_About this task_
The expected output is each entry, given again exactly.

_Information given_
○ ○ ○

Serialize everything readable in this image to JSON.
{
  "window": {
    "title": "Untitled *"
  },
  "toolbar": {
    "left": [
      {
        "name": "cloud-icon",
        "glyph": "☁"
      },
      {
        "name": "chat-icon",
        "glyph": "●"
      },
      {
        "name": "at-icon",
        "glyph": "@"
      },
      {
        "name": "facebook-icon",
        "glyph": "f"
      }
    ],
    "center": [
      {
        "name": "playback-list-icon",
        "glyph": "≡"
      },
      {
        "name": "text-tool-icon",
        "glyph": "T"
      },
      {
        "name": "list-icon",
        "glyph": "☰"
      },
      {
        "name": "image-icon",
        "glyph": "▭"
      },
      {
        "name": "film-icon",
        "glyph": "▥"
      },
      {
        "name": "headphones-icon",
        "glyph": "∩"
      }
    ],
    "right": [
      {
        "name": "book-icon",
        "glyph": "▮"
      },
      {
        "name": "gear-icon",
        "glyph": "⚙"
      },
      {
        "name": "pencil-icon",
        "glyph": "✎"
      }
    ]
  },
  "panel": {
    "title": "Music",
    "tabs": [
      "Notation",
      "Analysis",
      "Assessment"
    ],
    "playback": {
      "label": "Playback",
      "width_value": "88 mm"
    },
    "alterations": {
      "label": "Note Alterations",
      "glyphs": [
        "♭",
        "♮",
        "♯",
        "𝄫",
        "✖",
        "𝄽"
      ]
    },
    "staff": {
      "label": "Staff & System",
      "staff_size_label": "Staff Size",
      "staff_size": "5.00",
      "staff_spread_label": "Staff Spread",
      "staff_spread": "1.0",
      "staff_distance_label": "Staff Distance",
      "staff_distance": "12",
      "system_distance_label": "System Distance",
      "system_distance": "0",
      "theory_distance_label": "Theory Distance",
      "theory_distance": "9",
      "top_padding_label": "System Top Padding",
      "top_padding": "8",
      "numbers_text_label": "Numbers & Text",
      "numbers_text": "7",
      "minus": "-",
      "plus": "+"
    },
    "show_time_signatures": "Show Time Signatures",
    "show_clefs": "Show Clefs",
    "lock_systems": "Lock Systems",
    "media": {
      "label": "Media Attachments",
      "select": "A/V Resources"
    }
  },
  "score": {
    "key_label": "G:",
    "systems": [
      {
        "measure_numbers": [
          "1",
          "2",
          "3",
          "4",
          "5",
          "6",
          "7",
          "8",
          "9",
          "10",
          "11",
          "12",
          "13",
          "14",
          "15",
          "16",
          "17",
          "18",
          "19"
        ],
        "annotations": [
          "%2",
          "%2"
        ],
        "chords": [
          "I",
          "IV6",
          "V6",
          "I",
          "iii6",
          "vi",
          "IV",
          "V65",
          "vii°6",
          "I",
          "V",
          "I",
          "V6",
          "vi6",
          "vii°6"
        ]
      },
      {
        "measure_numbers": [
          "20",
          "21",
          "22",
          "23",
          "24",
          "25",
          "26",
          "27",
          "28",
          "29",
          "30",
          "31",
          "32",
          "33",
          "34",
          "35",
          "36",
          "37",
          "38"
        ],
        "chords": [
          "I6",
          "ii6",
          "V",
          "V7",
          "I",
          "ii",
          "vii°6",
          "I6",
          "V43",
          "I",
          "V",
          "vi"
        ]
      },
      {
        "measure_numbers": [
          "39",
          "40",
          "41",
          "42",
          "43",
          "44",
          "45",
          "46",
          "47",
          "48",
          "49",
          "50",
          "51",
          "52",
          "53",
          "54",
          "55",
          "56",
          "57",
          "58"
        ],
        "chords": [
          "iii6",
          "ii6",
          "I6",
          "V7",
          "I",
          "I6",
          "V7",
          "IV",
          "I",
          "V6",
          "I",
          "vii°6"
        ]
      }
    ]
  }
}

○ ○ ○

_Written solution_
Serialize everything readable in this image to JSON.
{
  "window": {
    "title": "Untitled *"
  },
  "toolbar": {
    "left": [
      {
        "name": "cloud-icon",
        "glyph": "☁"
      },
      {
        "name": "chat-icon",
        "glyph": "●"
      },
      {
        "name": "at-icon",
        "glyph": "@"
      },
      {
        "name": "facebook-icon",
        "glyph": "f"
      }
    ],
    "center": [
      {
        "name": "playback-list-icon",
        "glyph": "≡"
      },
      {
        "name": "text-tool-icon",
        "glyph": "T"
      },
      {
        "name": "list-icon",
        "glyph": "☰"
      },
      {
        "name": "image-icon",
        "glyph": "▭"
      },
      {
        "name": "film-icon",
        "glyph": "▥"
      },
      {
        "name": "headphones-icon",
        "glyph": "∩"
      }
    ],
    "right": [
      {
        "name": "book-icon",
        "glyph": "▮"
      },
      {
        "name": "gear-icon",
        "glyph": "⚙"
      },
      {
        "name": "pencil-icon",
        "glyph": "✎"
      }
    ]
  },
  "panel": {
    "title": "Music",
    "tabs": [
      "Notation",
      "Analysis",
      "Assessment"
    ],
    "playback": {
      "label": "Playback",
      "width_value": "88 mm"
    },
    "alterations": {
      "label": "Note Alterations",
      "glyphs": [
        "♭",
        "♮",
        "♯",
        "𝄫",
        "✖",
        "𝄽"
      ]
    },
    "staff": {
      "label": "Staff & System",
      "staff_size_label": "Staff Size",
      "staff_size": "5.00",
      "staff_spread_label": "Staff Spread",
      "staff_spread": "1.0",
      "staff_distance_label": "Staff Distance",
      "staff_distance": "12",
      "system_distance_label": "System Distance",
      "system_distance": "0",
      "theory_distance_label": "Theory Distance",
      "theory_distance": "9",
      "top_padding_label": "System Top Padding",
      "top_padding": "8",
      "numbers_text_label": "Numbers & Text",
      "numbers_text": "7",
      "minus": "-",
      "plus": "+"
    },
    "show_time_signatures": "Show Time Signatures",
    "show_clefs": "Show Clefs",
    "lock_systems": "Lock Systems",
    "media": {
      "label": "Media Attachments",
      "select": "A/V Resources"
    }
  },
  "score": {
    "key_label": "G:",
    "systems": [
      {
        "measure_numbers": [
          "1",
          "2",
          "3",
          "4",
          "5",
          "6",
          "7",
          "8",
          "9",
          "10",
          "11",
          "12",
          "13",
          "14",
          "15",
          "16",
          "17",
          "18",
          "19"
        ],
        "annotations": [
          "%2",
          "%2"
        ],
        "chords": [
          "I",
          "IV6",
          "V6",
          "I",
          "iii6",
          "vi",
          "IV",
          "V65",
          "vii°6",
          "I",
          "V",
          "I",
          "V6",
          "vi6",
          "vii°6"
        ]
      },
      {
        "measure_numbers": [
          "20",
          "21",
          "22",
          "23",
          "24",
          "25",
          "26",
          "27",
          "28",
          "29",
          "30",
          "31",
          "32",
          "33",
          "34",
          "35",
          "36",
          "37",
          "38"
        ],
        "chords": [
          "I6",
          "ii6",
          "V",
          "V7",
          "I",
          "ii",
          "vii°6",
          "I6",
          "V43",
          "I",
          "V",
          "vi"
        ]
      },
      {
        "measure_numbers": [
          "39",
          "40",
          "41",
          "42",
          "43",
          "44",
          "45",
          "46",
          "47",
          "48",
          "49",
          "50",
          "51",
          "52",
          "53",
          "54",
          "55",
          "56",
          "57",
          "58"
        ],
        "chords": [
          "iii6",
          "ii6",
          "I6",
          "V7",
          "I",
          "I6",
          "V7",
          "IV",
          "I",
          "V6",
          "I",
          "vii°6"
        ]
      }
    ]
  }
}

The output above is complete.